1) Wheelhouse Detroit At this little RiverWalk rental shop, you can reserve a spot for a guided two-wheeling journey through neighborhoods or saddle up a cruiser for a scenic ride along the riverfront at your own speed. Themed tours cover Detroit architecture, culinary destinations, urban agriculture and more. Wheelhouse also rents well-maintained hybrids, tandems, road bikes and BMX bikes. (313) 656-2453; wheelhousedetroit.com
Biking in Detroit.
2) Drive Table Tennis Social Club Who knew Ping-Pong could be so sexy? This hot spot located in the Penobscot Building downtown, elevates rec-room table tennis to sophisticated levels with trendy Euro-chic music, swanky leather couches and stenciled walls. A portion of the income goes to a local charity. (313) 962-1830; drive-detroit.com
3) Detroit Segways From May through October, rent Segways near the Renaissance Center. Explore the city on your own, or take a guided tour through areas such as Greektown, the theater district and culture-packed Midtown. Tours last two or more hours; reservations required. (313) 477-8941; detroitsegways.com
4) Dequindre Cut GreenWay Opened in 2009, this trail follows the Grand Trunk Railroad line, running below street level from the RiverWalk through residential areas up to Eastern Market. An extension will continue it north. Look for intriguing art and graffiti along the 1.35-mile route. (313) 566-8200; detroitriverfront.org/dequindre/
5) Riverside Kayak See Detroit from the water in a rented kayak or canoe from this Wyandotte outfitter. Strike out on your own or sign up for a two-hour guided paddle tour along the Detroit River and through the Eastside Canals (offered seasonally). Hone your skills year-round with kayak classes and lessons. (734) 285-2925; riversidekayak.com

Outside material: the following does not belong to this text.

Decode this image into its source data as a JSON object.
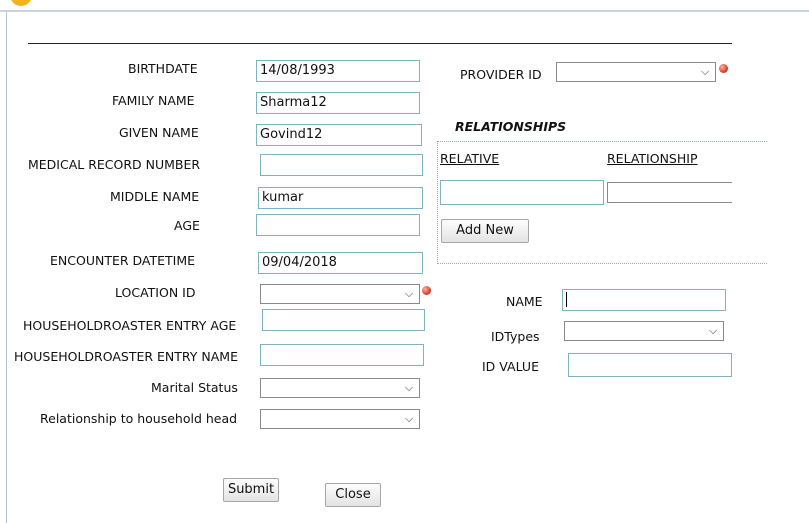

6) Ice skating at Campus Martius Park No need to hole up indoors when temperatures drop; lace up skates and spin around the rink on the north lawn of this gathering spot. For the best winter scenery, visit during the holidays when a 60-foot Christmas tree caps Woodward Fountain, turning the rink into a miniature version of NYC’s Rockefeller Center. (313) 963-9393; campusmartiuspark.org
Campus Martius Park skaters.
7) Greenfield Village You'll get a workout exploring the sprawling Henry Ford Museum attraction on foot. It takes a while to cover 300 years of American history, 83 historical structures, seven districts and four living-history farms. Highlights include Thomas Edison’s Menlo Park lab, the Wright Brothers’ original cycle shop, the home of American dictionary author Noah Webster and the Eagle Tavern. If you get tired, catch a ride on a genuine Model T or a 19th-century steam engine-pulled train. (313) 982-6001; thehenryford.org
8) Roma Cafe The oldest operating restaurant in the city, this family-owned eatery cooks up carb-loading opportunities—perfectly prepared pastas and other hearty Italian favorites—in a setting that looks like something out of The Godfather. This enduring eatery dates to 1890; courteous tuxedo-clad waiters speak with Italian accents, and the cannoli is topnotch. (313) 831-5940; romacafe.com
9) Detroit Eastern Market Teeming with sights, smells and tastes, the 1891 public market has 6 acres of open-air vendors. The food selection is impressive—cheeses, chocolates, produce, meats, wine, baked goods and the like—but you’ll also find crafts, pottery, jewelry, flowers, antiques and more. Wear comfortable shoes, and bring shopping bags (possibly a cart or wagon) for your purchases. The market’s open on Saturdays all year long and Tuesdays through the summer. (313) 833-9300; detroiteasternmarket.com
10) Westin Book Cadillac The 1924 hotel underwent a $200 million face-lift a few years ago, reemerging as Detroit’s premiere see-and-be-seen accommodation. With a downtown location, spacious rooms, the sumptuous Spa 19 and several upscale restaurants, we can see why. Both Comerica Park and Ford Field are in walking distance. (313) 442-1600; bookcadillacwestin.com
Westin Book Cadillac. Photo courtesy of Bill Bowen.